    [NHL Stanley Cup Playoffs 2022 First Round schedule, TV info]

    “We’ve got to make it hard on him,” said Cooper. “It’s hard enough with his skill set. You can’t let Auston Matthews go unabated right down the pipe, time after time again. You could give him a right-handed stick and he’d score.

    “I was a little disappointed on how free we let him roam around. You can’t do that with him.”

    Cooper was referencing the last time these two teams met — a 6-2 Toronto win on April 4 where Matthews recorded a hat trick and four-point night.

    While the Lightning want the three-peat, the Maple Leafs have their own pressure to deal with. Toronto has not won a playoff series since 2004, coincidentally the year in which the Lightning won their first Cup. They set franchise regular-season records for wins (54) and points (115); celebrated Matthews’ career year; and now have the task of taking on a team eyeing a third-straight title.

    “If you are going to push through the obstacle that we need to get through here you might as well start with the best,” said Maple Leafs head coach Sheldon Keefe. “These are the champs. Anytime we’ve been challenged as a hockey team this season, we’ve responded really well. So, I think that we have great respect for Tampa Bay, [and] there’s no arguing it, debating it, they are the class of the League at this point. They’ve proven that, they’ve earned that, but there’s no doubt our team will be ready for them.”

    NHL PLAYOFF GAMES TODAY

    Game 1: Bruins at Hurricanes, 7 p.m. ET – ESPN: Frederik Andersen will not be in net for Game 1 as he recovers from a lower-body injury that’s cost him six games already. Antti Raanta is expected between the pipes for Carolina while Linus Ullmark gets the nod for the Bruins, who have won the last three times he was in goal. “You want to be playing your best hockey as the playoffs near, and I think you could certainly say he is,” said Boston head coach Bruce Cassidy.

    Game 1: Blues at Wild, 9:30 p.m. ET – ESPN: In other goalie news, Blues head coach Craig Berube would not reveal whether Jordan Binnington or Ville Husso would be his Game 1 starter.
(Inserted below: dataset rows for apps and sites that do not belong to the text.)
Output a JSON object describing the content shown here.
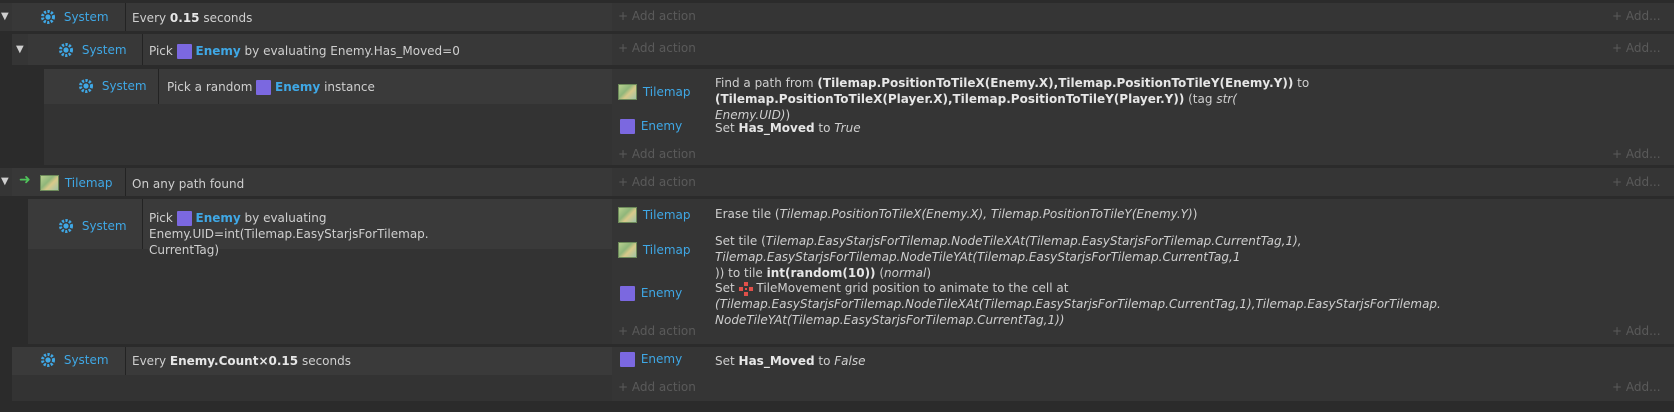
{
  "ui": {
    "add_action": "+ Add action",
    "add_more": "+ Add..."
  },
  "objects": {
    "system": "System",
    "enemy": "Enemy",
    "tilemap": "Tilemap"
  },
  "events": {
    "e1": {
      "cond_prefix": "Every ",
      "cond_bold": "0.15",
      "cond_suffix": " seconds"
    },
    "e2": {
      "cond_prefix": "Pick ",
      "cond_suffix": " by evaluating Enemy.Has_Moved=0"
    },
    "e3": {
      "cond_prefix": "Pick a random ",
      "cond_suffix": " instance",
      "action1": {
        "p1": "Find a path from ",
        "b1": "(Tilemap.PositionToTileX(Enemy.X),Tilemap.PositionToTileY(Enemy.Y))",
        "p2": " to ",
        "b2": "(Tilemap.PositionToTileX(Player.X),Tilemap.PositionToTileY(Player.Y))",
        "p3": " (tag ",
        "i1": "str(",
        "i2": "Enemy.UID)",
        "p4": ")"
      },
      "action2": {
        "p1": "Set ",
        "b1": "Has_Moved",
        "p2": " to ",
        "i1": "True"
      }
    },
    "e4": {
      "cond": "On any path found"
    },
    "e5": {
      "cond_prefix": "Pick ",
      "cond_suffix": " by evaluating Enemy.UID=int(Tilemap.EasyStarjsForTilemap.",
      "cond_line2": "CurrentTag)",
      "action1": {
        "p1": "Erase tile (",
        "i1": "Tilemap.PositionToTileX(Enemy.X), Tilemap.PositionToTileY(Enemy.Y)",
        "p2": ")"
      },
      "action2": {
        "p1": "Set tile (",
        "i1": "Tilemap.EasyStarjsForTilemap.NodeTileXAt(Tilemap.EasyStarjsForTilemap.CurrentTag,1), Tilemap.EasyStarjsForTilemap.NodeTileYAt(Tilemap.EasyStarjsForTilemap.CurrentTag,1",
        "p2": ")) to tile ",
        "b1": "int(random(10))",
        "p3": " (",
        "i2": "normal",
        "p4": ")"
      },
      "action3": {
        "p1": "Set ",
        "behavior": "TileMovement",
        "p2": " grid position to animate to the cell at ",
        "i1": "(Tilemap.EasyStarjsForTilemap.NodeTileXAt(Tilemap.EasyStarjsForTilemap.CurrentTag,1),Tilemap.EasyStarjsForTilemap.",
        "i2": "NodeTileYAt(Tilemap.EasyStarjsForTilemap.CurrentTag,1))"
      }
    },
    "e6": {
      "cond_prefix": "Every ",
      "cond_bold": "Enemy.Count×0.15",
      "cond_suffix": " seconds",
      "action1": {
        "p1": "Set ",
        "b1": "Has_Moved",
        "p2": " to ",
        "i1": "False"
      }
    }
  },
  "colors": {
    "object_name": "#3fa8e6",
    "enemy_square": "#7b68e0",
    "trigger_arrow": "#4fc35a"
  }
}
They tandem pretty much split St. Louis’ final 11 games of the regular season where they went 8-2-1. Marcus Foligno is expected to play after suffering an injury following a knee-on-knee hit with Avalanche forward Kurtis MacDermid on Friday. “It’s the playoffs,” Foligno said Sunday. “It’d feel wrong sitting out. Just something you gotta play through for a while, and I can do that. Obviously, there’s a little bit more equipment on the knee but other than that, I feel pretty good skating-wise and I wouldn’t be out there if I didn’t feel like I could play. So, I feel pretty good.”

    Game 1: Kings at Oilers, 10 p.m. ET – ESPN2: Jay Woodcroft was Todd McLellan’s video coach when the two were with the Red Wings over a decade ago and they paired up again in Edmonton years later with Woodcroft moving up to an assistant coach role. Now the two will vie for a spot in the Western Conference semifinals. McLellan’s Kings will have their hands full trying to slow one of the league’s top offenses with Leon Draisaitl and Connor McDavid leading the charge. One big question for the Oilers is will Mike Smith‘s play hold up? The netminder was outstanding in April with a .948 5-on-5 save percentage, leading Edmonton to a 9-0-0 record while he was in goal.

    TUESDAY’S NHL PLAYOFF SCHEDULE

    Game 1: Penguins at Rangers, 7 p.m. ET – ESPN
    Game 1: Capitals at Panthers, 7:30 p.m. ET – ESPN2
    Game 1: Predators at Avalanche, 9:30 p.m. ET – ESPN
    Game 1: Stars at Flames, 9:30 p.m. ET – ESPN2

    PHT’s 2022 Stanley Cup previews
    Maple Leafs vs. Lightning

    Hurricanes vs. Bruins
    Blues vs. Wild
    • Avalanche vs. Predators
    Oilers vs. Kings

    Flames vs. Stars

    NHL Stanley Cup Playoffs 2022 schedule, TV info
    First Round, Stanley Cup predictions
    • NHL Draft Lottery set: Canadiens have best odds for top pick
    Why your team will (and will not) win the Stanley Cup